Considerable fuel savings possible, combined with enhanced safety and comfort

The electronic horizon continuously compares the position of the vehicle with high-precision topographical map material and passes information on the route ahead to other control units. These units automatically adapt the driving style and speed to the route ahead. For example, they accelerate the vehicle before an uphill stretch in order to gain the greatest benefit from the available torque and reduce gear changes to a minimum. Before a downward incline, the vehicle speed is reduced to take maximum advantage of the vehicle acceleration during the descent. That not only saves fuel and increases safety, but also ensures greater comfort, since hard braking can also be avoided in certain driving situations. According to Continental’s calculations, commercial vehicle fleets can reduce their fuel consumption by up to at least 3% thanks to the eHorizon, and OEM-specific systems can contribute added improvements.

Real-time updates and information on dynamic events in further extensions

Continental is continuously developing this successful series product. In the next expansion stage, the connected eHorizon, the sensor system can save data recorded by the vehicle locally and transmit it to a cloud-based environment. Here, the data from all vehicles is collated and made available to all users at regular intervals for map updates. This allows detailed information to be incorporated into a digital map or newly created for routes where only patchy map data is available.

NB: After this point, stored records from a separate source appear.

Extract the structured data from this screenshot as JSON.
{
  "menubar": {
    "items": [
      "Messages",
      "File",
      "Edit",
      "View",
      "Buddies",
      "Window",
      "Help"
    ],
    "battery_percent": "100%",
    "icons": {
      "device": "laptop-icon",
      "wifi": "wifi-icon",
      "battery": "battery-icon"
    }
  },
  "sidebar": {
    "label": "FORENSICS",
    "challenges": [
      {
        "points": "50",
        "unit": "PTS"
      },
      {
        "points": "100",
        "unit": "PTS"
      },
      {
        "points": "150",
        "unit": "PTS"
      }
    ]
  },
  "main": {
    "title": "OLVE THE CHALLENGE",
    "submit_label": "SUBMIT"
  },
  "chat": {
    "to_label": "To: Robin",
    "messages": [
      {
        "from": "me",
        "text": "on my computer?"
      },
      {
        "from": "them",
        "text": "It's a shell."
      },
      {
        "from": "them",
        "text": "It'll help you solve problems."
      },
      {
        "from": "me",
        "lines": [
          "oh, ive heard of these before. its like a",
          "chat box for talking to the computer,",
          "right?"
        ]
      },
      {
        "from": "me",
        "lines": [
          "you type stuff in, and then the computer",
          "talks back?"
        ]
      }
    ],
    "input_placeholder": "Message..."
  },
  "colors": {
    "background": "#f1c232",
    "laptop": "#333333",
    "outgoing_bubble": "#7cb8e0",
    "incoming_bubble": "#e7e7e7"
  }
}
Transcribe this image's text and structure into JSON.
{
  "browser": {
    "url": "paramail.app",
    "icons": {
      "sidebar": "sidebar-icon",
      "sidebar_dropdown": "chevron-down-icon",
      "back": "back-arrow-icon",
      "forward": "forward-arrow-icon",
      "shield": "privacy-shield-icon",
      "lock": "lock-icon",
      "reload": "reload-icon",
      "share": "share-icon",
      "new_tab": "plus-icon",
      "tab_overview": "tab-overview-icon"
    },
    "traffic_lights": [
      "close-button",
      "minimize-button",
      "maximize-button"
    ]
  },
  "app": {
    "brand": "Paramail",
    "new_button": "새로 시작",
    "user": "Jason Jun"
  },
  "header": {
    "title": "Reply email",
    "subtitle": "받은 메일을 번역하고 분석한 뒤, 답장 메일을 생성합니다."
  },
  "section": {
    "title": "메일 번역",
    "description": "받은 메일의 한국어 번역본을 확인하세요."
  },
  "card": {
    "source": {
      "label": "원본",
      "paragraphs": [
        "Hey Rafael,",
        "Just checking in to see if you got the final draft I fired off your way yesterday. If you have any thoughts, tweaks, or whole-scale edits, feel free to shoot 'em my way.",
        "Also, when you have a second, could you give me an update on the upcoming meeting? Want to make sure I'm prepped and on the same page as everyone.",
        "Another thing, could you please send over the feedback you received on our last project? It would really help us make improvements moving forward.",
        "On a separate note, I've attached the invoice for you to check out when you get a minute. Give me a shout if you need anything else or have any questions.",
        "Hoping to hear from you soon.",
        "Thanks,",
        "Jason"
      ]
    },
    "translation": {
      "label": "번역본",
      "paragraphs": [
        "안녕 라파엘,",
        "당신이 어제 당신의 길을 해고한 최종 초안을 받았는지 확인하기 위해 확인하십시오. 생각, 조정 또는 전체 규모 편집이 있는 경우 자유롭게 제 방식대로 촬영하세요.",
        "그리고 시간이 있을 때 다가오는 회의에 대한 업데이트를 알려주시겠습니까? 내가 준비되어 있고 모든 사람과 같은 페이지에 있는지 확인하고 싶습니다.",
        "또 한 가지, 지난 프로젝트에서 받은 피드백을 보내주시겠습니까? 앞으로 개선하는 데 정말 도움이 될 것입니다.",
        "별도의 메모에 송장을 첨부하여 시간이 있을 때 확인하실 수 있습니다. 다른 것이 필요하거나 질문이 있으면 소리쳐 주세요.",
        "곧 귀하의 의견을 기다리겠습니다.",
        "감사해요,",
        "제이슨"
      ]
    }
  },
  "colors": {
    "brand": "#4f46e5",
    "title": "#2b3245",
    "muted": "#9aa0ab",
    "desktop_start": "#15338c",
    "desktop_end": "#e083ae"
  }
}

In the final expansion stage, the dynamic eHorizon, the digital map material is updated by interlinking it in real time to HERE’s location cloud. In addition, Continental intends to improve the maps with further information that is important for road users. Then the system will also warn the driver of suddenly occurring events such as poor weather, accidents or traffic jams.

“The electronic horizon thus becomes a high-precision and bang-up-to-date information carrier. This will not only improve driving comfort and driver safety, but also help commercial vehicle manufacturers to further reduce the total cost of ownership, which is a crucial factor for them,” says Dr. Michael Ruf, head of Continental’s Commercial Vehicles & Aftermarket Business Unit.

Moreover, the eHorizon can prepare driver assistance systems, brakes or steering for the upcoming traffic situation even before the vehicle sensors register the situation. If, for example, it reports the end of a tailback behind a bend, the speed of an automated vehicle can be gently reduced, instead of having to slam on the brakes when the sensors detect the obstacle. With the dynamic eHorizon, highly automated driving is more comfortable because the technology supplements the vehicle sensors and provides an additional information source.